Most small businesses use one of these types of legal entities; DBA Doing Business As, Sole Proprietor; LLC Limited Liability Company, INC, S Corp or C Corp, Incorporation; or Non-Profit.
DBA Sole Proprietorships
The simplest structure is the sole proprietorship. Typically one owner, or a married couple, both own and operate the concern. If you are a solopreneur and work by yourself with no employees this could be a good option. Taxes on your earned business income are included on your personal tax return. Also, you must pay self-employment taxes and make estimated tax payments quarterly if you expect to owe more than $1,000 annually.
Simple to form by filing a DBA Doing Business As Certificate.
No protection for personal assets from business liability or lawsuits.
LLC Limited Liability Company
Sometimes called “LACS” is the most popular business structure for entrepreneurs today. An LLC, Limited Liability Company, is a type of hybrid legal entity for businesses. They combine the advantages of multiple owner partnerships and pass through tax savings of corporations. The United States only recognize this type of company it provides some, limited, protection for owners from business debts and court judgments. Additionally LLC is very flexible, allowing for multiple owners and the choice of tax rules either corporate or partnership.

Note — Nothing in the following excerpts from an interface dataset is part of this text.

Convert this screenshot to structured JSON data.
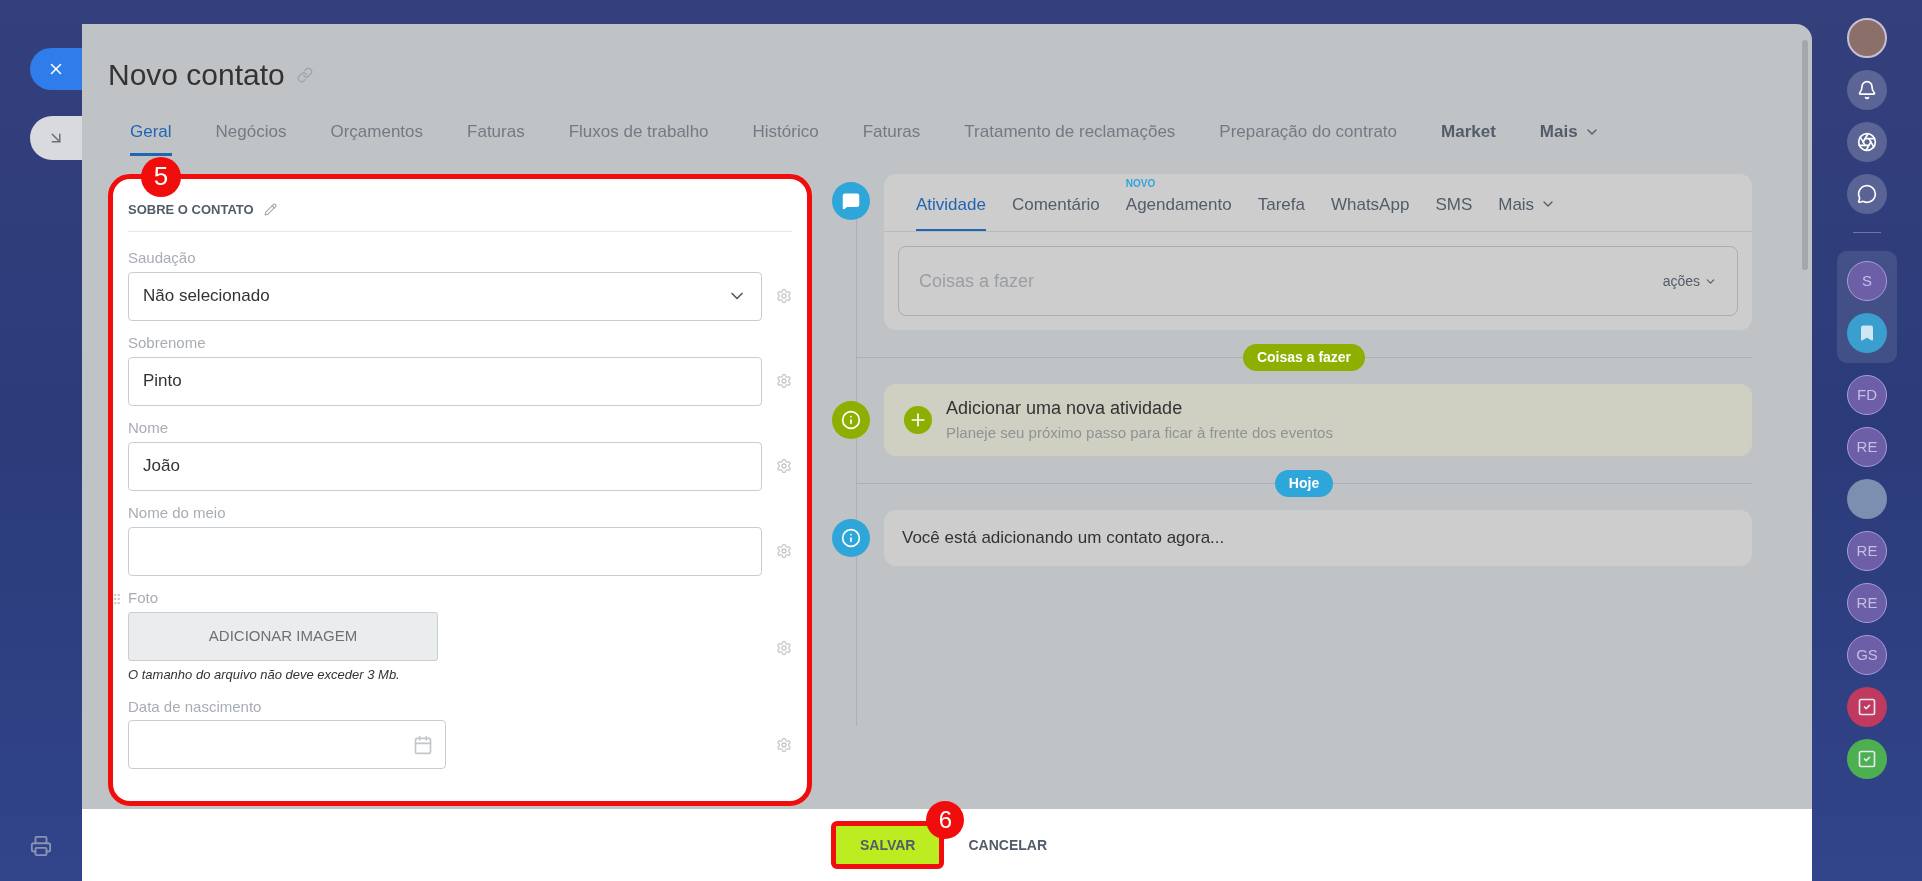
{
  "title": "Novo contato",
  "tabs": [
    {
      "label": "Geral",
      "selected": true,
      "kind": "tab"
    },
    {
      "label": "Negócios",
      "selected": false,
      "kind": "tab"
    },
    {
      "label": "Orçamentos",
      "selected": false,
      "kind": "tab"
    },
    {
      "label": "Faturas",
      "selected": false,
      "kind": "tab"
    },
    {
      "label": "Fluxos de trabalho",
      "selected": false,
      "kind": "tab"
    },
    {
      "label": "Histórico",
      "selected": false,
      "kind": "tab"
    },
    {
      "label": "Faturas",
      "selected": false,
      "kind": "tab"
    },
    {
      "label": "Tratamento de reclamações",
      "selected": false,
      "kind": "tab"
    },
    {
      "label": "Preparação do contrato",
      "selected": false,
      "kind": "tab"
    },
    {
      "label": "Market",
      "selected": false,
      "kind": "app"
    },
    {
      "label": "Mais",
      "selected": false,
      "kind": "more"
    }
  ],
  "form": {
    "badge": "5",
    "title": "SOBRE O CONTATO",
    "fields": [
      {
        "kind": "select",
        "label": "Saudação",
        "value": "Não selecionado"
      },
      {
        "kind": "text",
        "label": "Sobrenome",
        "value": "Pinto"
      },
      {
        "kind": "text",
        "label": "Nome",
        "value": "João"
      },
      {
        "kind": "text",
        "label": "Nome do meio"
      },
      {
        "kind": "image",
        "label": "Foto",
        "button": "ADICIONAR IMAGEM",
        "hint": "O tamanho do arquivo não deve exceder 3 Mb."
      },
      {
        "kind": "date",
        "label": "Data de nascimento"
      }
    ]
  },
  "timeline": {
    "tabs": [
      {
        "label": "Atividade",
        "selected": true
      },
      {
        "label": "Comentário",
        "selected": false
      },
      {
        "label": "Agendamento",
        "selected": false,
        "badge": "NOVO"
      },
      {
        "label": "Tarefa",
        "selected": false
      },
      {
        "label": "WhatsApp",
        "selected": false
      },
      {
        "label": "SMS",
        "selected": false
      },
      {
        "label": "Mais",
        "selected": false,
        "kind": "more"
      }
    ],
    "todo": {
      "placeholder": "Coisas a fazer",
      "actions": "ações"
    },
    "entries": [
      {
        "kind": "pill",
        "label": "Coisas a fazer",
        "color": "#8db000"
      },
      {
        "kind": "action",
        "title": "Adicionar uma nova atividade",
        "subtitle": "Planeje seu próximo passo para ficar à frente dos eventos",
        "color": "#8db000"
      },
      {
        "kind": "pill",
        "label": "Hoje",
        "color": "#2fa6d9"
      },
      {
        "kind": "note",
        "text": "Você está adicionando um contato agora...",
        "color": "#2fa6d9"
      }
    ]
  },
  "footer": {
    "badge": "6",
    "buttons": [
      {
        "label": "SALVAR",
        "kind": "primary"
      },
      {
        "label": "CANCELAR",
        "kind": "link"
      }
    ]
  },
  "right_rail": [
    {
      "kind": "photo"
    },
    {
      "kind": "bell"
    },
    {
      "kind": "spiral"
    },
    {
      "kind": "chat"
    },
    {
      "kind": "separator"
    },
    {
      "kind": "group",
      "children": [
        {
          "kind": "initials",
          "text": "S"
        },
        {
          "kind": "bookmark"
        }
      ]
    },
    {
      "kind": "initials",
      "text": "FD"
    },
    {
      "kind": "initials",
      "text": "RE"
    },
    {
      "kind": "avatar"
    },
    {
      "kind": "initials",
      "text": "RE"
    },
    {
      "kind": "initials",
      "text": "RE"
    },
    {
      "kind": "initials",
      "text": "GS"
    },
    {
      "kind": "task",
      "color": "#c0395e"
    },
    {
      "kind": "task",
      "color": "#4caf50"
    }
  ]
}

Corporations – C corp and S corp
Incorporations are the most complex type of business structure. They were designed for maximum protection of liability protection for the company owners. Your corporation is a separate legal entity from you the business owner. As such it has specific regulations and tax rules. Its complexity, greater taxation, and higher formation costs are offset for some entrepreneurs by the greater advantage of the ability to raise business finance money by selling stock shares in their companies. Each state has different corporation rules for formation, taxation, and maintenance. In addition, you will need a Registered Agent to be your point of contact with legal and government agencies.
A disadvantage to many business owners is the possibility of paying double taxes on their earnings. This is alleviated by electing to form an S corp, instead of the standard C corp, which allows for pass-through taxation. This means that your business earnings are passed along on your personal tax return, with no tax due at the corporate level. Review of C corp incorporation with promo code
What type of business formation is right for me – LLC, INC or DBA?
Licenses and regulations, State and Federal. IRS tax registration. Certifications and certifications. Business insurance mandatory and optional.
Business Name Infringement
Licenses & Regulations (State and Federal)
Certificates and Certifications
Insurance – Mandatory
Before you begin looking for space to lease for your business read about the intricacies of commercial leases. They are very different from residential leases, which generally favor the tenant. Office, store and warehouse leases typically favor the building owner. The average commercial lease is about 30 pages long as compared to two-page residential lease. All that fine print contains clauses that will cost you extra money and could bankrupt your business if you are not careful.
Do not sign any lease for your business without getting a professional attorney to review it and advise you on any issues. I recommend getting the legal professionals at Legalzoom for a legal document review at an affordable price that could save you thousands in the long run.
Contracts – Suppliers, Vendors
Customer Sales Contracts
Collections – Debts and Unpaid Invoices
Product Label Laws
Business Attorney and Lawyers
Business Legal Plans
Breach of Contract
Interview Questions – Legal and Illegal
Fair Hiring Best Practices – Discrimination
Background Checks – What you Can and Cannot Search
Felons and Criminal Records
Credit Scores Hiring Factor
Fair and Equal
On Job Discrimination
Employee Agreements – Confidentiality, Non-Disclosure, and Non-Compete
Employee Discovery – Assign rights to employer Patents
Employee Wrong Doing Your Liability
Cyber Security – Customer Data Protection
Wills and Estate Planning
Power of Attorney
Assignments of Assets
Trademark and Patents